In rather general terms, a psychology-informed perspective on education is concerned with how humans learn. Learning is a complex and non-linear process of intra-individual change in mental processes (incl. thinking, remembering, and feeling) and behaviour that takes place in formal and non-formal contexts across the life span. Such processes are impacted by a wide range of person characteristics, and are facilitated through social interaction. Psychological research of learning studies the complex interplay between learner characteristics, learning content, and learning context. It develops and utilises theories and methods from cognitive, personality, social and developmental sciences but also psychometric assessment to describe and explain psychological processes related to learning with the ultimate goal of contributing to the optimisation of learning and teaching. Psychological research in education contributes to the multidisciplinary nature of education as a research field, it also helps to effectively overcome the false dichotomy of research being either basic (i.e., primarily interested in furthering our understanding and theory building) or applied (i.e., primarily interested in solving a specific problem). 
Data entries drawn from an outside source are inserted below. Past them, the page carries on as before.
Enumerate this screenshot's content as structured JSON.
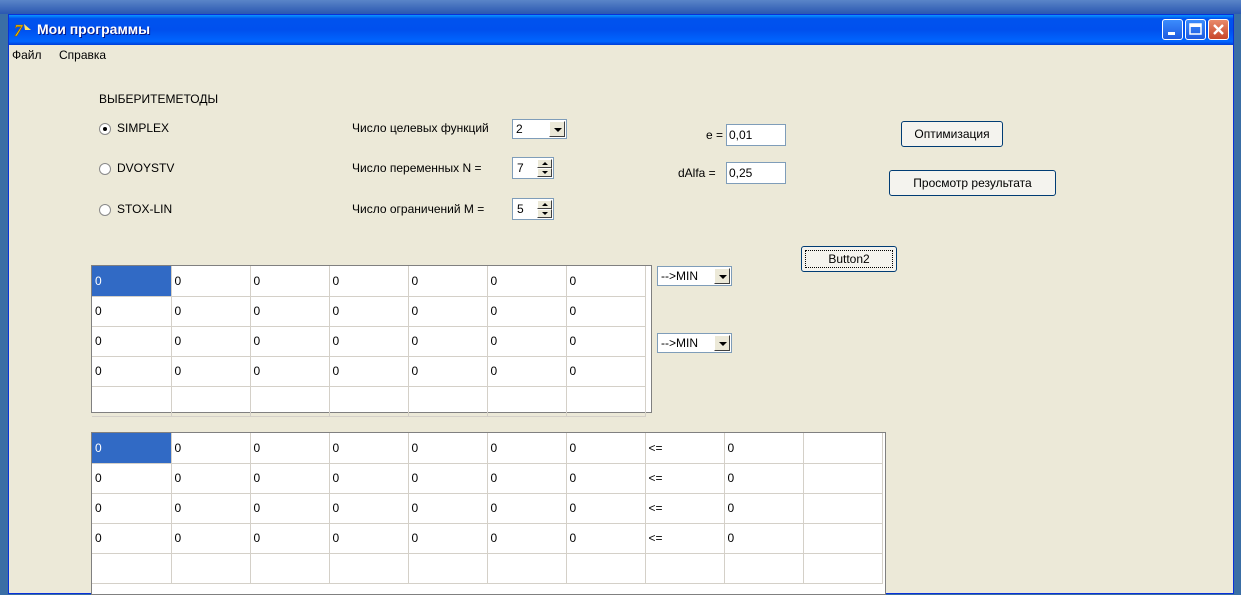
{
  "window": {
    "title": "Мои программы"
  },
  "menu": {
    "items": [
      "Файл",
      "Справка"
    ]
  },
  "methods": {
    "heading": "ВЫБЕРИТЕМЕТОДЫ",
    "options": [
      "SIMPLEX",
      "DVOYSTV",
      "STOX-LIN"
    ],
    "selected": "SIMPLEX"
  },
  "params": {
    "target_label": "Число целевых функций",
    "target_value": "2",
    "vars_label": "Число переменных N =",
    "vars_value": "7",
    "cons_label": "Число ограничений M =",
    "cons_value": "5",
    "e_label": "e =",
    "e_value": "0,01",
    "dalfa_label": "dAlfa =",
    "dalfa_value": "0,25"
  },
  "buttons": {
    "optimize": "Оптимизация",
    "view_result": "Просмотр результата",
    "button2": "Button2"
  },
  "goal_combos": [
    "-->MIN",
    "-->MIN"
  ],
  "objective_grid": {
    "rows": [
      [
        "0",
        "0",
        "0",
        "0",
        "0",
        "0",
        "0"
      ],
      [
        "0",
        "0",
        "0",
        "0",
        "0",
        "0",
        "0"
      ],
      [
        "0",
        "0",
        "0",
        "0",
        "0",
        "0",
        "0"
      ],
      [
        "0",
        "0",
        "0",
        "0",
        "0",
        "0",
        "0"
      ],
      [
        "",
        "",
        "",
        "",
        "",
        "",
        ""
      ]
    ]
  },
  "constraint_grid": {
    "rows": [
      [
        "0",
        "0",
        "0",
        "0",
        "0",
        "0",
        "0",
        "<=",
        "0",
        ""
      ],
      [
        "0",
        "0",
        "0",
        "0",
        "0",
        "0",
        "0",
        "<=",
        "0",
        ""
      ],
      [
        "0",
        "0",
        "0",
        "0",
        "0",
        "0",
        "0",
        "<=",
        "0",
        ""
      ],
      [
        "0",
        "0",
        "0",
        "0",
        "0",
        "0",
        "0",
        "<=",
        "0",
        ""
      ],
      [
        "",
        "",
        "",
        "",
        "",
        "",
        "",
        "",
        "",
        ""
      ]
    ]
  },
  "colors": {
    "titlebar": "#0053ee",
    "selection": "#316ac5",
    "face": "#ece9d8"
  }
}
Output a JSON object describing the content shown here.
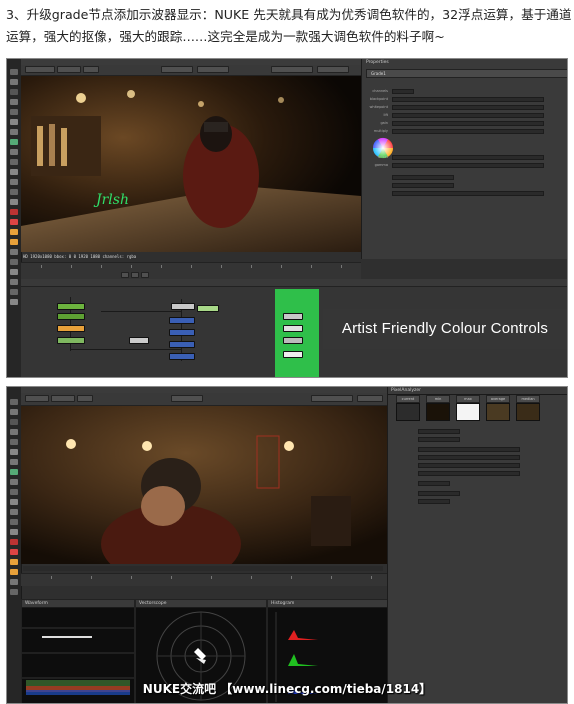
{
  "intro_text": "3、升级grade节点添加示波器显示：NUKE 先天就具有成为优秀调色软件的，32浮点运算，基于通道运算，强大的抠像，强大的跟踪……这完全是成为一款强大调色软件的料子啊~",
  "screenshot1": {
    "viewer_format": "HD 1920x1080 bbox: 0 0 1920 1080 channels: rgba",
    "properties_title": "Properties",
    "grade_node": "Grade1",
    "param_labels": [
      "channels",
      "blackpoint",
      "whitepoint",
      "lift",
      "gain",
      "multiply",
      "offset",
      "gamma"
    ],
    "banner": "Artist Friendly Colour Controls",
    "colors": {
      "panel": "#2f2f2f",
      "accent_orange": "#e8a13a",
      "node_green": "#6cb33e",
      "node_blue": "#3a5fb5"
    }
  },
  "screenshot2": {
    "scope_panels": [
      "Waveform",
      "Vectorscope",
      "Histogram"
    ],
    "picker_tab": "PixelAnalyzer",
    "swatch_labels": [
      "current",
      "min",
      "max",
      "average",
      "median"
    ],
    "watermark": "NUKE交流吧 【www.linecg.com/tieba/1814】"
  }
}
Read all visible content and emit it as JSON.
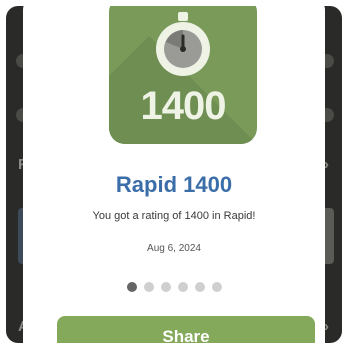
{
  "badge": {
    "number": "1400",
    "icon": "stopwatch-icon",
    "color": "#7a9a5a"
  },
  "achievement": {
    "title": "Rapid 1400",
    "description": "You got a rating of 1400 in Rapid!",
    "date": "Aug 6, 2024"
  },
  "pager": {
    "count": 6,
    "active_index": 0
  },
  "actions": {
    "share_label": "Share"
  },
  "background": {
    "letter_1": "F",
    "letter_2": "A"
  },
  "colors": {
    "title": "#3b6ea8",
    "button": "#85a95a",
    "overlay": "#2a2a28"
  }
}
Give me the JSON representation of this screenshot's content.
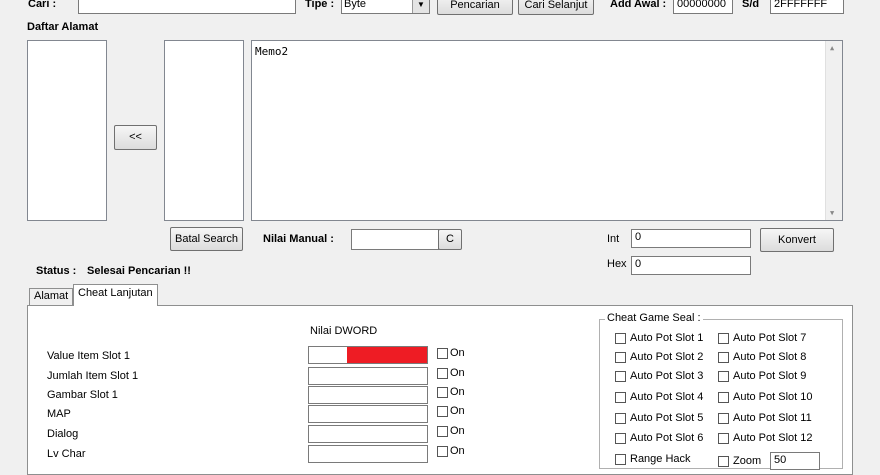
{
  "search_bar": {
    "cari_label": "Cari :",
    "cari_value": "",
    "tipe_label": "Tipe :",
    "tipe_value": "Byte",
    "pencarian_button": "Pencarian",
    "cari_selanjut_button": "Cari Selanjut",
    "add_awal_label": "Add Awal :",
    "add_awal_value": "00000000",
    "sd_label": "S/d",
    "sd_value": "2FFFFFFF"
  },
  "address_panel": {
    "title": "Daftar Alamat",
    "move_button": "<<",
    "memo_text": "Memo2",
    "batal_button": "Batal Search"
  },
  "manual": {
    "label": "Nilai Manual :",
    "value": "",
    "c_button": "C"
  },
  "converter": {
    "int_label": "Int",
    "int_value": "0",
    "hex_label": "Hex",
    "hex_value": "0",
    "konvert_button": "Konvert"
  },
  "status": {
    "label": "Status :",
    "value": "Selesai Pencarian !!"
  },
  "tabs": [
    {
      "label": "Alamat"
    },
    {
      "label": "Cheat Lanjutan"
    }
  ],
  "cheat": {
    "column_header": "Nilai DWORD",
    "on_label": "On",
    "rows": [
      {
        "label": "Value Item Slot 1"
      },
      {
        "label": "Jumlah Item Slot 1"
      },
      {
        "label": "Gambar  Slot 1"
      },
      {
        "label": "MAP"
      },
      {
        "label": "Dialog"
      },
      {
        "label": "Lv Char"
      }
    ],
    "highlight_color": "#ee1c24"
  },
  "game_seal": {
    "title": "Cheat Game Seal :",
    "left": [
      "Auto Pot Slot 1",
      "Auto Pot Slot 2",
      "Auto Pot Slot 3",
      "Auto Pot Slot 4",
      "Auto Pot Slot 5",
      "Auto Pot Slot 6",
      "Range Hack"
    ],
    "right": [
      "Auto Pot Slot 7",
      "Auto Pot Slot 8",
      "Auto Pot Slot 9",
      "Auto Pot Slot 10",
      "Auto Pot Slot 11",
      "Auto Pot Slot 12",
      "Zoom"
    ],
    "zoom_value": "50"
  }
}
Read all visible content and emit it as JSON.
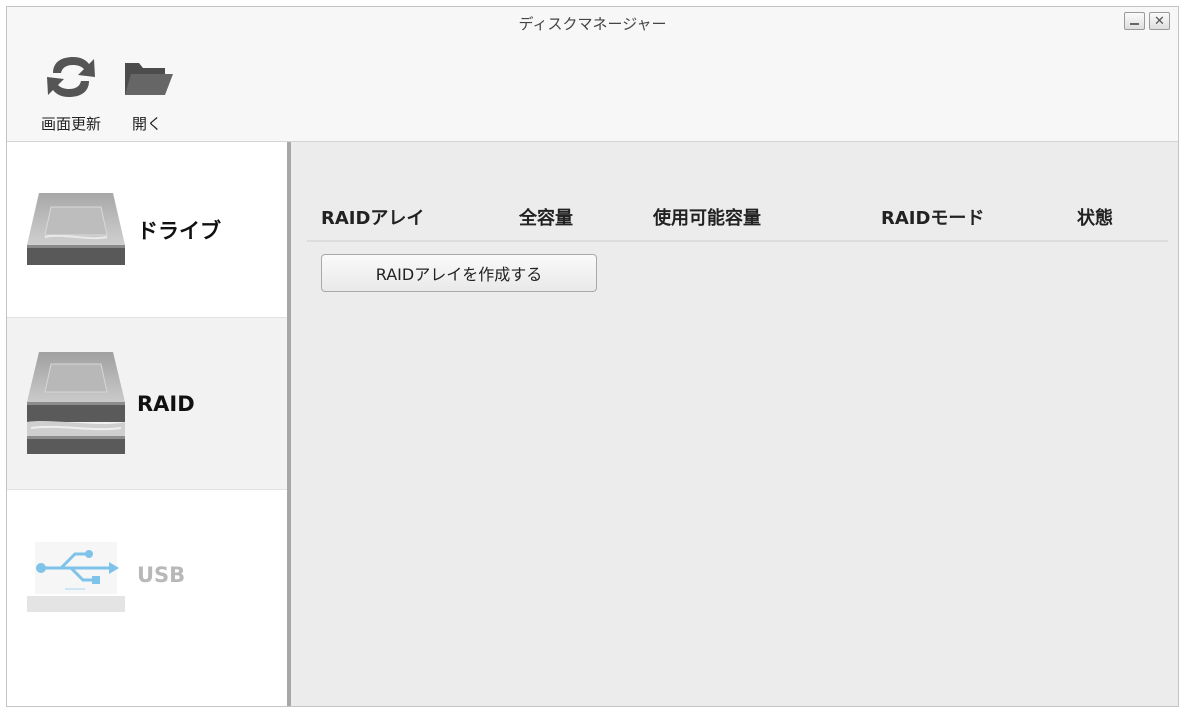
{
  "window": {
    "title": "ディスクマネージャー",
    "close_glyph": "✕"
  },
  "toolbar": {
    "refresh_label": "画面更新",
    "open_label": "開く"
  },
  "sidebar": {
    "items": [
      {
        "label": "ドライブ",
        "icon": "hard-drive-icon",
        "state": "normal"
      },
      {
        "label": "RAID",
        "icon": "raid-drives-icon",
        "state": "selected"
      },
      {
        "label": "USB",
        "icon": "usb-icon",
        "state": "disabled"
      }
    ]
  },
  "table": {
    "columns": [
      "RAIDアレイ",
      "全容量",
      "使用可能容量",
      "RAIDモード",
      "状態"
    ]
  },
  "actions": {
    "create_raid_label": "RAIDアレイを作成する"
  },
  "colors": {
    "disabled_text": "#b8b8b8",
    "content_bg": "#ececec",
    "usb_blue": "#7fc3ea"
  }
}
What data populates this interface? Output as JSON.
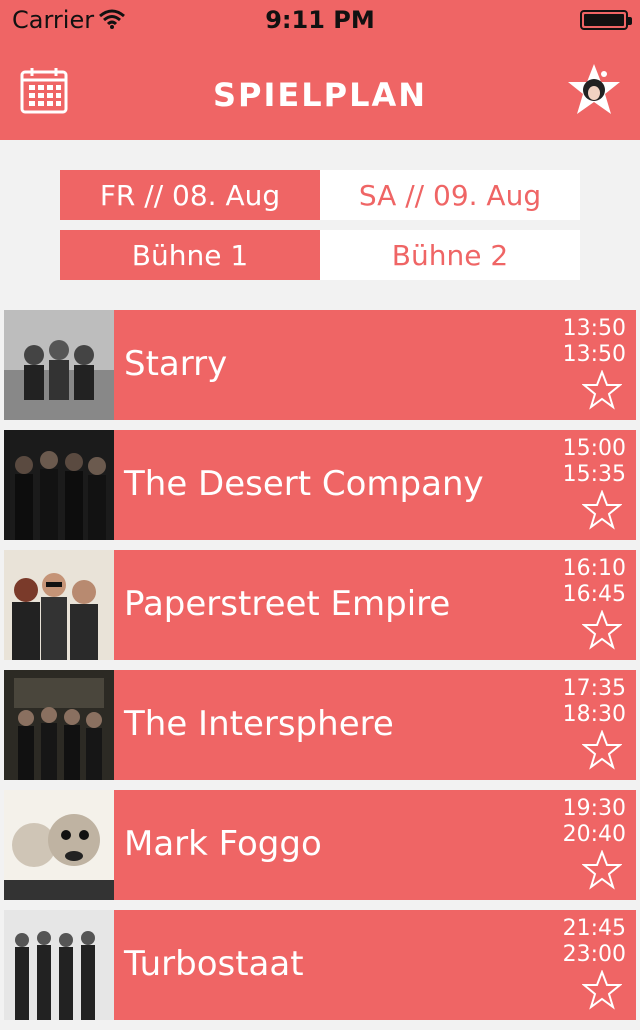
{
  "status": {
    "carrier": "Carrier",
    "time": "9:11 PM"
  },
  "nav": {
    "title": "SPIELPLAN"
  },
  "days": [
    {
      "label": "FR // 08. Aug",
      "active": true
    },
    {
      "label": "SA // 09. Aug",
      "active": false
    }
  ],
  "stages": [
    {
      "label": "Bühne 1",
      "active": true
    },
    {
      "label": "Bühne 2",
      "active": false
    }
  ],
  "acts": [
    {
      "name": "Starry",
      "start": "13:50",
      "end": "13:50"
    },
    {
      "name": "The Desert Company",
      "start": "15:00",
      "end": "15:35"
    },
    {
      "name": "Paperstreet Empire",
      "start": "16:10",
      "end": "16:45"
    },
    {
      "name": "The Intersphere",
      "start": "17:35",
      "end": "18:30"
    },
    {
      "name": "Mark Foggo",
      "start": "19:30",
      "end": "20:40"
    },
    {
      "name": "Turbostaat",
      "start": "21:45",
      "end": "23:00"
    }
  ],
  "colors": {
    "accent": "#ef6565",
    "background": "#f2f2f2"
  }
}
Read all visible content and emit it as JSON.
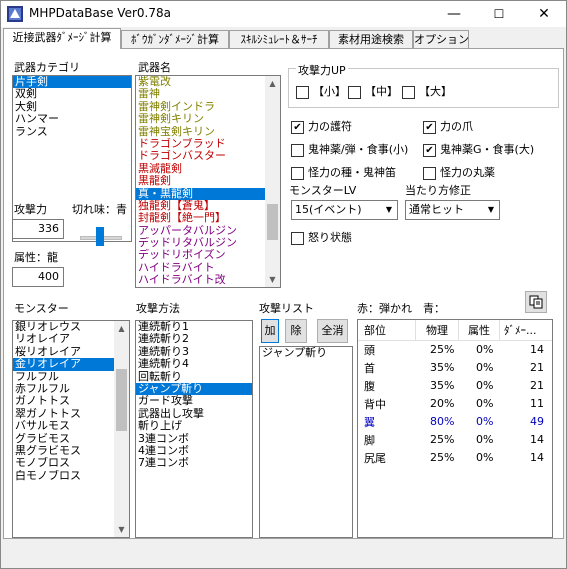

At Durham University’s School of Education research topics currently addressed in the thematic cluster Psychology & Education include but are not limited to:

  • The assessment of learning ability (Jens Beckmann)
  • Cognitive flexibility (Jens Beckmann)
  • Complex problem solving (Jens Beckmann)
  • Personality dynamics & change (Nadin Beckmann)
  • Non-intellective determinants and outcomes of learning (Nadin Beckmann)
  • Assessment and treatment of emotional and behavioural difficulties (Joe Elliott)
  • The nature of learning and cognitive disabilities and effective approaches to intervention (Joe Elliott)
  • Achievement motivation, emotion and emotion regulation (Stephanie Lichtenfeld)
  • Higher level thinking (particularly creative and critical thinking) (Lynn Newton)
  • Problem finding & problem solving (Lynn Newton)
  • Parenting and home learning environment (Xiaofei Qi) 
  • Pre-school experience and school readiness (Xiaofei Qi) 
  • Affect & learning (Julie Rattray)

For prospective supervisees at PG and PhD level: If your research interests are linked to any of those topics listed above, or if you want to find out more about these research topics, please contact the respective colleague or the cluster lead Professor Jens Beckmann via email.

Members of the cluster teach on the following courses: Foundations of Psychology in Education (level 1), Learning and Development in Childhood (level 2), The Science of Learning (level 3), Psychological Perspectives on Learning & The Psychology of the Learner (level 4)

For further information contact the cluster lead Professor Jens Beckmann.

For information about our members, see the research directory: Psychology & Education